Excerpts from an interface dataset
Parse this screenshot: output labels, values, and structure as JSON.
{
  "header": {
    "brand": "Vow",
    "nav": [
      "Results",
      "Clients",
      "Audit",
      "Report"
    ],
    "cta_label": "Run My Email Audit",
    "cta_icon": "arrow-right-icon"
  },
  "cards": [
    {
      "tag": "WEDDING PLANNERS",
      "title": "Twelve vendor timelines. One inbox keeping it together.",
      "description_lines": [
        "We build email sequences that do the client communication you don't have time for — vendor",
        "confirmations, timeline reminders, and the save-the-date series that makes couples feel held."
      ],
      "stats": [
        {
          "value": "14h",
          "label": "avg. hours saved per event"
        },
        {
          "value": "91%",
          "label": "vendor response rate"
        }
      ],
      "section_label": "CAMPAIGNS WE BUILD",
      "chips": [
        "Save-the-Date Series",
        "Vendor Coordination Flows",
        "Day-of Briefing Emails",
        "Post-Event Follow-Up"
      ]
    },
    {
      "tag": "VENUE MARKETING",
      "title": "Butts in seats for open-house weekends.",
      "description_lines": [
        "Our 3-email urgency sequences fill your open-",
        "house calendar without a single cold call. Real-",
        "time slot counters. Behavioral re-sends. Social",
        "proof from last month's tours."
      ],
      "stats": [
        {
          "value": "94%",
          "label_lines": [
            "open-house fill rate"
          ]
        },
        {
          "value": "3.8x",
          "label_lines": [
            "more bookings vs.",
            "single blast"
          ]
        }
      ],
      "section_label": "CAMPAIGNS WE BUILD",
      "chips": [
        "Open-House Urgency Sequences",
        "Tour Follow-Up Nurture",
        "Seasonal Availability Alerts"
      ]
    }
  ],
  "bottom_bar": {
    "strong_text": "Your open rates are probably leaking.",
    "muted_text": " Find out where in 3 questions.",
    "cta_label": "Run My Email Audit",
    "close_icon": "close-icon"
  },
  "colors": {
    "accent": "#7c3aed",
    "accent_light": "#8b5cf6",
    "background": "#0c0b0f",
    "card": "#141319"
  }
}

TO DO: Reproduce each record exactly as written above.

PROBLEM SOLUTION:
Parse this screenshot: output labels, values, and structure as JSON.
{
  "header": {
    "brand": "Vow",
    "nav": [
      "Results",
      "Clients",
      "Audit",
      "Report"
    ],
    "cta_label": "Run My Email Audit",
    "cta_icon": "arrow-right-icon"
  },
  "cards": [
    {
      "tag": "WEDDING PLANNERS",
      "title": "Twelve vendor timelines. One inbox keeping it together.",
      "description_lines": [
        "We build email sequences that do the client communication you don't have time for — vendor",
        "confirmations, timeline reminders, and the save-the-date series that makes couples feel held."
      ],
      "stats": [
        {
          "value": "14h",
          "label": "avg. hours saved per event"
        },
        {
          "value": "91%",
          "label": "vendor response rate"
        }
      ],
      "section_label": "CAMPAIGNS WE BUILD",
      "chips": [
        "Save-the-Date Series",
        "Vendor Coordination Flows",
        "Day-of Briefing Emails",
        "Post-Event Follow-Up"
      ]
    },
    {
      "tag": "VENUE MARKETING",
      "title": "Butts in seats for open-house weekends.",
      "description_lines": [
        "Our 3-email urgency sequences fill your open-",
        "house calendar without a single cold call. Real-",
        "time slot counters. Behavioral re-sends. Social",
        "proof from last month's tours."
      ],
      "stats": [
        {
          "value": "94%",
          "label_lines": [
            "open-house fill rate"
          ]
        },
        {
          "value": "3.8x",
          "label_lines": [
            "more bookings vs.",
            "single blast"
          ]
        }
      ],
      "section_label": "CAMPAIGNS WE BUILD",
      "chips": [
        "Open-House Urgency Sequences",
        "Tour Follow-Up Nurture",
        "Seasonal Availability Alerts"
      ]
    }
  ],
  "bottom_bar": {
    "strong_text": "Your open rates are probably leaking.",
    "muted_text": " Find out where in 3 questions.",
    "cta_label": "Run My Email Audit",
    "close_icon": "close-icon"
  },
  "colors": {
    "accent": "#7c3aed",
    "accent_light": "#8b5cf6",
    "background": "#0c0b0f",
    "card": "#141319"
  }
}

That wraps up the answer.